We also decided to look at the effect of the number of peaks selected. It is assumed that, as we include more peaks we expect the pattern quality to decrease, as the weaker peaks will drive the average Hough peak heights down. This trend was also confirmed as can be seen by the blue curves in the figure.
In theory, if all the settings are the same, then the absolute value of the IQ for a matrix of samples should be meaningful. However, it would be rare to use the same settings (Camera, SEM, sample prep,…) for all materials in all states (e.g. deformed vs recrystallized). In fact this is one of the challenges of doing in-situ EBSD work for either a deformation experiment or a recrystallization/grain growth experiment – it is not always easy to predict how the SEM parameters or camera settings need to change as an in-situ experiment progresses. In addition, any changes made to the hardware generally mean that changes to the software are needed as well. Keeping everything constant is a lot easier in theory than it is in practice.
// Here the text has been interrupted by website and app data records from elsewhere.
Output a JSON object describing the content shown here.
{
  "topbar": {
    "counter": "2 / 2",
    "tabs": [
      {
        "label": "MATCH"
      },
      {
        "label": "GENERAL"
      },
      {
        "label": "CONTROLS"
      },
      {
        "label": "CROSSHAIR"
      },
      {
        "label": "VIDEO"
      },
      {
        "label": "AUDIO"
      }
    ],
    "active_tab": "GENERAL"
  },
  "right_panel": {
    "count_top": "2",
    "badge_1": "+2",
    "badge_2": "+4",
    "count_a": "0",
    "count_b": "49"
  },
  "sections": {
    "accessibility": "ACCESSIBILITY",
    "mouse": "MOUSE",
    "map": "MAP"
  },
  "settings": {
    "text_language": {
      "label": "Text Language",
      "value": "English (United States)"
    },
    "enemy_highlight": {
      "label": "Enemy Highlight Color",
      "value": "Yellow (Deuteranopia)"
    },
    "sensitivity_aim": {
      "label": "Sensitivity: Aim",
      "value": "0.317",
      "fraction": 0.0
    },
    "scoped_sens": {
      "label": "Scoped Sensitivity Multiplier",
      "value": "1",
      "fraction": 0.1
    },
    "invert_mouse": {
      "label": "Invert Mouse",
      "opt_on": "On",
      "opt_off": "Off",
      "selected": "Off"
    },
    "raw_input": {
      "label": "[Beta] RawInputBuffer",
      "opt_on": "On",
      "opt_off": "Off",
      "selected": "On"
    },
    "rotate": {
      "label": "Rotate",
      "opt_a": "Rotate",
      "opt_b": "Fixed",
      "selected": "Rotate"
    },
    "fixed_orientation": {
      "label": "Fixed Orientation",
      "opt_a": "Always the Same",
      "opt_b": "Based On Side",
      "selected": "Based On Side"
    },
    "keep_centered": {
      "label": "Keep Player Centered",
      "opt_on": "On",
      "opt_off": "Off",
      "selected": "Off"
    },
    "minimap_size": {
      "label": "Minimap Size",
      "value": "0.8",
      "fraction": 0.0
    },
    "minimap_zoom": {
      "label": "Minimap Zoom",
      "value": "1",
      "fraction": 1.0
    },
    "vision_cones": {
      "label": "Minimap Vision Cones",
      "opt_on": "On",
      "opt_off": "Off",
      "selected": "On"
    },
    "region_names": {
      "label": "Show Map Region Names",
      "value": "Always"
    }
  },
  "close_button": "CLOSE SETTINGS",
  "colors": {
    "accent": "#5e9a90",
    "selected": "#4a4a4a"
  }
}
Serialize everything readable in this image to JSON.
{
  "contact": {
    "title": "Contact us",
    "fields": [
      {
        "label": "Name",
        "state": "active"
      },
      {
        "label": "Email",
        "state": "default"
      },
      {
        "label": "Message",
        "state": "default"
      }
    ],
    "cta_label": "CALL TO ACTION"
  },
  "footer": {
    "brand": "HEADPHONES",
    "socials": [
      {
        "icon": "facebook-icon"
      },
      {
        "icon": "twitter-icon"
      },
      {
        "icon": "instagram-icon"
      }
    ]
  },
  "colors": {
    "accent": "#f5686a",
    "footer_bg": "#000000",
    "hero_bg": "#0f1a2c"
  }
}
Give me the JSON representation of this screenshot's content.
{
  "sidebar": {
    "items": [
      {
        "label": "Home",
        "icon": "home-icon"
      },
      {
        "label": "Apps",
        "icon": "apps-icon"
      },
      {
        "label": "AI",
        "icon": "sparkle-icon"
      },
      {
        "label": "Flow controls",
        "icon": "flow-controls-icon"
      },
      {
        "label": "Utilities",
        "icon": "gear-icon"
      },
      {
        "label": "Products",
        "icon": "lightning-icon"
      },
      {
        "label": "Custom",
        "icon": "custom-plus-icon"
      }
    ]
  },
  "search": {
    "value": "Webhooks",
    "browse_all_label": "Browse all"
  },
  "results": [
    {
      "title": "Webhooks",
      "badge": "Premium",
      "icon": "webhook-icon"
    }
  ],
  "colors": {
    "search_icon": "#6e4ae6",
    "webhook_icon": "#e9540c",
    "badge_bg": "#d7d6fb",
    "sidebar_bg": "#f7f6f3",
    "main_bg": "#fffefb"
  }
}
In conclusion, the IQ metric is “relatively” straightforward, but it must “absolutely” be used with some intelligence.
1. S.I. Wright and B.L. Adams (1992) “Automatic Analysis of Electron Backscatter Diffraction Patterns” Metallurgical Transactions A 23, 759-767.
2. K. Kunze, S.I. Wright, B.L. Adams and D.J. Dingley (1993) “Advances in Automatic EBSP Single Orientation Measurements” Textures and Microstructures 20, 41-54.
3. N.C. Krieger Lassen, D. Juul Jensen and K. Conradsen (1992) “Image processing procedures for analysis of electron back scattering patterns” Scanning microscopy 6, 115-121.
4. X. Tap and A. Eades (2005) “Errors, artifacts, and improvements in EBSD processing and mapping” Microscopy and Microanalysis 11, 79-87.
5. S.I. Wright and M.M Nowell (2006) “EBSD Image Quality Mapping” Microscopy and Microanalysis 12, 72-84.
6. S. I. Wright, M. M. Nowell, R. de Kloe, P. Camus and T. M. Rampton (2015) “Electron Imaging with an EBSD Detector” Ultramicroscopy 148, 132-145.
7. S I. Wright, M. M. Nowell, S. P. Lindeman, P. P. Camus, M. De Graef and M. Jackson (2015) “Introduction and Comparison of New EBSD Post-Processing Methodologies” Ultramicroscopy 159, 81